Children do not start to learn at the age of four. Indeed, a child is born with just 25% of their potential brain development and by the age of three this has increased to 80%. What happens to a child between the ages of 0 and 3 has a direct impact upon their future life chances and level of intelligence. By the time a child comes to school, soon after their fourth birthday, much of the hard wiring of the brain is in place and although a good school can go a long way to correct a poor start that a child may have had the effects are limited. It is important therefore that children have the very best head start to their education. This makes the experiences and learning that take place before a child reaches the age of four absolutely crucial to their future potential.
Click here to access a short video called Brain Hero that explains the impact that a child’s early years experiences have upon a child under 4.
For all these reasons, Langley Hall has chosen to work in partnership with Wellingtons for Langley Hall to provide children with high quality care and education in the years before their transfer to their primary schools. If you are considering Langley Hall as your first choice school we would strongly recommend that your child attends Wellingtons For Langley Hall from 3 to 4 years of age or before. The Langley Hall Primary Academy website clearly sets out how the school allocates places. The UK admissions code does not allow any school to give priority places to children from a specific nursery and therefore, Wellingtons for Langley Hall is not sited in the schools over subscription criteria.
Parents who have sent their children to Wellingtons for Langley Hall and then to Langley Hall have said:
“My child settled into school brilliantly from day one.
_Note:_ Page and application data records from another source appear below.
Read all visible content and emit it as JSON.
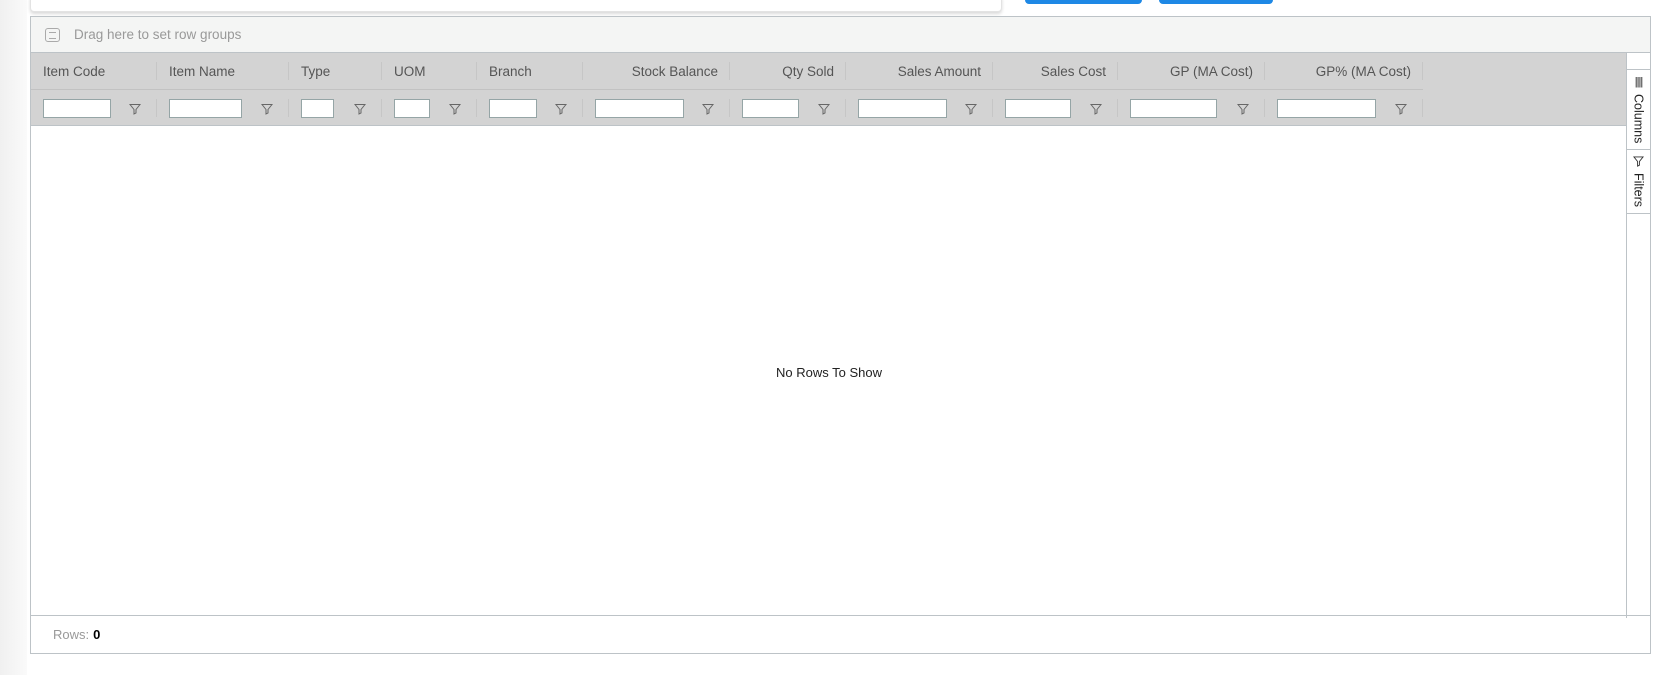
{
  "grid": {
    "group_panel_text": "Drag here to set row groups",
    "columns": [
      {
        "label": "Item Code",
        "align": "left"
      },
      {
        "label": "Item Name",
        "align": "left"
      },
      {
        "label": "Type",
        "align": "left"
      },
      {
        "label": "UOM",
        "align": "left"
      },
      {
        "label": "Branch",
        "align": "left"
      },
      {
        "label": "Stock Balance",
        "align": "right"
      },
      {
        "label": "Qty Sold",
        "align": "right"
      },
      {
        "label": "Sales Amount",
        "align": "right"
      },
      {
        "label": "Sales Cost",
        "align": "right"
      },
      {
        "label": "GP (MA Cost)",
        "align": "right"
      },
      {
        "label": "GP% (MA Cost)",
        "align": "right"
      }
    ],
    "filter_values": [
      "",
      "",
      "",
      "",
      "",
      "",
      "",
      "",
      "",
      "",
      ""
    ],
    "empty_text": "No Rows To Show",
    "side_bar": {
      "columns_label": "Columns",
      "filters_label": "Filters"
    },
    "footer": {
      "rows_label": "Rows:",
      "rows_value": "0"
    }
  },
  "colors": {
    "accent": "#1e88e5",
    "header_bg": "#d3d3d3",
    "group_bg": "#f4f5f4"
  }
}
As the reception class teachers had been to visit the nursery and the children had been to visit the school my child felt very well prepared for the move.”
“The school and nursery work closely together and use similar resources so that my child could continue their learning in a familiar way. Expectations for behaviour were similar at both establishments which greatly assisted the settling in process.”
“My child’s learning journey, which was started at the nursery, was passed onto the staff at the school. this meant that the teachers were aware of my child’s special needs before the term started. This was very reassuring and meant that we could build on work the nursery staff had begun.”